The other major problem with the constitutional premise is of course the Sanhedrin of the United States, chief arbiter of what laws we are allowed to enact and enforce, The Sanhedrin is what checks if a law is constitutionally valid or not, and that alone does not make a law sound. It means a law is correct given that the constitutional premise is true. As I argued above, the constitutional premise is not true, but even if it were, there would still be issues with the Sanhedrin as an institution.
Sanhedrin rulings are respected as if the court’s alignment were lawful neutral, while in reality the court is highly politicized, and inescapably so. Justices are considered liberal or conservative leaning, since the President who appointed them picked people who would agree with him (why wouldn’t he?). It is then not surprising that such an institution is so easily subverted, and the negative impact of this amplified by its authority. Furthermore, as my snarky nickname for it implies, the Sanhedrin is unrepresentative of the United States. One-third of the highest court in the United States is made up of liberal jews, making it more jewish than New York City. That means only half of the gentiles on the court need to side with them to strike down a law, which is basically the story of the American left in a nutshell—White liberals siding with ethnic or racial minorities to advance their ideology.
The Constitution isn’t “bad,” per se, but it is an outdated document and should not be the basis for our decision-making in its current configuration. Just because something is constitutional does not make it sound. On the other hand, there are genuinely good things in our Constitution and for the time being they are worth defending by any means necessary. While it is true that freedom of speech is protected, it is almost meaningless since the social freedom of what can be spoken is much narrower and the economic consequences almost as bad as imprisonment. This was noticeable in even Tocqueville’s time, but has only gotten worse. Additionally, the rise of social networks as the new public square, though one subject to ((((Terms of Service)))), means that any speech you want millions of people to access needs to be vetted by a clique of technocrats, businessmen and catladies.

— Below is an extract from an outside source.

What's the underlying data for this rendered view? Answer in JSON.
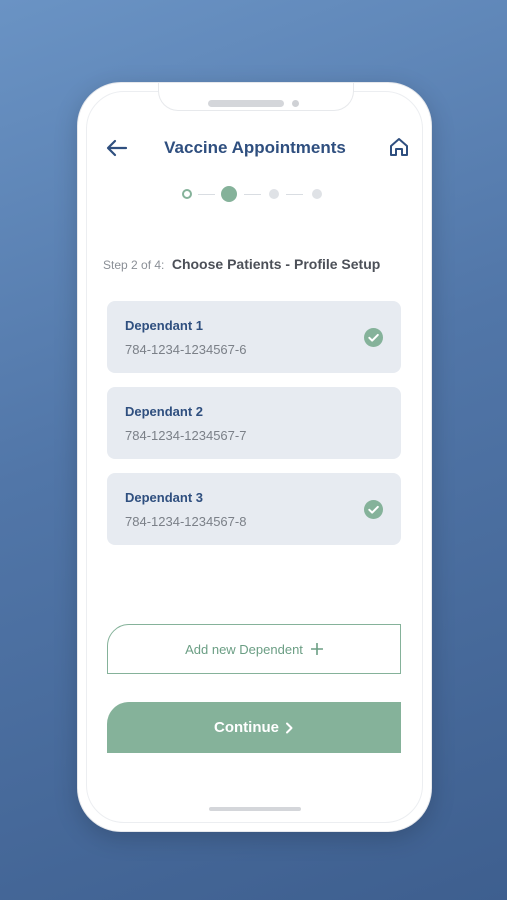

The right to bear arms is also protected, but always under assault from the left. And of course, many states have essentially restricted gun ownership to keeping a handgun inside your house—where it is clearly infringed. Meanwhile we have to debate if it is constitutional or not for the US-born children of illegal immigrants to automatically become deportation-protected citizens; it’s not like that causes a huge incentive problem in trying to secure the border. We owe that problem to a Sanhedrin decision about the Fourteenth Amendment. The Constitution does a lot of things for us. But in the hands of our legalistic enemies, it is and will continue to be used against us. It is a tool, not a totem. The constitutional premise is insufficient for our survival.